■ PROBLEM DETAILS ■
Keep the pictures out of the copy and print all the entries below exactly.

■ SUPPLIED DATA ■
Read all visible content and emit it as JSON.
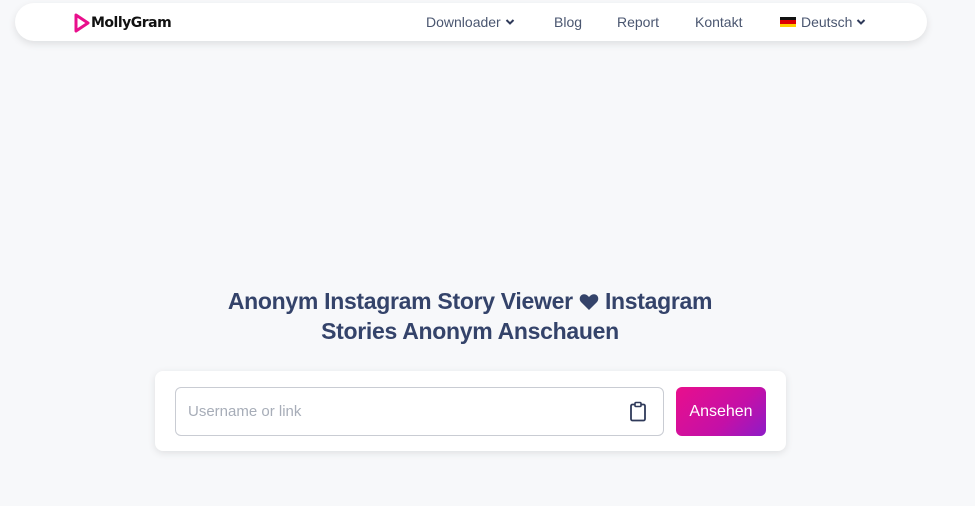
{
  "brand": {
    "name": "MollyGram",
    "accent": "#e90f8c"
  },
  "nav": {
    "items": [
      {
        "label": "Downloader",
        "has_dropdown": true
      },
      {
        "label": "Blog"
      },
      {
        "label": "Report"
      },
      {
        "label": "Kontakt"
      }
    ],
    "language": {
      "label": "Deutsch",
      "flag": "de-flag-icon"
    }
  },
  "hero": {
    "title_line1": "Anonym Instagram Story Viewer",
    "title_line1b": "Instagram",
    "title_line2": "Stories Anonym Anschauen",
    "heart_icon": "heart-icon"
  },
  "search": {
    "placeholder": "Username or link",
    "value": "",
    "paste_icon": "clipboard-icon",
    "submit_label": "Ansehen"
  },
  "colors": {
    "heading": "#34436a",
    "nav_text": "#4a5670",
    "button_gradient_start": "#e90f8c",
    "button_gradient_end": "#8d1cc7"
  }
}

■ EXPECTED OUTPUT ■
Read all visible content and emit it as JSON.
{
  "brand": {
    "name": "MollyGram",
    "accent": "#e90f8c"
  },
  "nav": {
    "items": [
      {
        "label": "Downloader",
        "has_dropdown": true
      },
      {
        "label": "Blog"
      },
      {
        "label": "Report"
      },
      {
        "label": "Kontakt"
      }
    ],
    "language": {
      "label": "Deutsch",
      "flag": "de-flag-icon"
    }
  },
  "hero": {
    "title_line1": "Anonym Instagram Story Viewer",
    "title_line1b": "Instagram",
    "title_line2": "Stories Anonym Anschauen",
    "heart_icon": "heart-icon"
  },
  "search": {
    "placeholder": "Username or link",
    "value": "",
    "paste_icon": "clipboard-icon",
    "submit_label": "Ansehen"
  },
  "colors": {
    "heading": "#34436a",
    "nav_text": "#4a5670",
    "button_gradient_start": "#e90f8c",
    "button_gradient_end": "#8d1cc7"
  }
}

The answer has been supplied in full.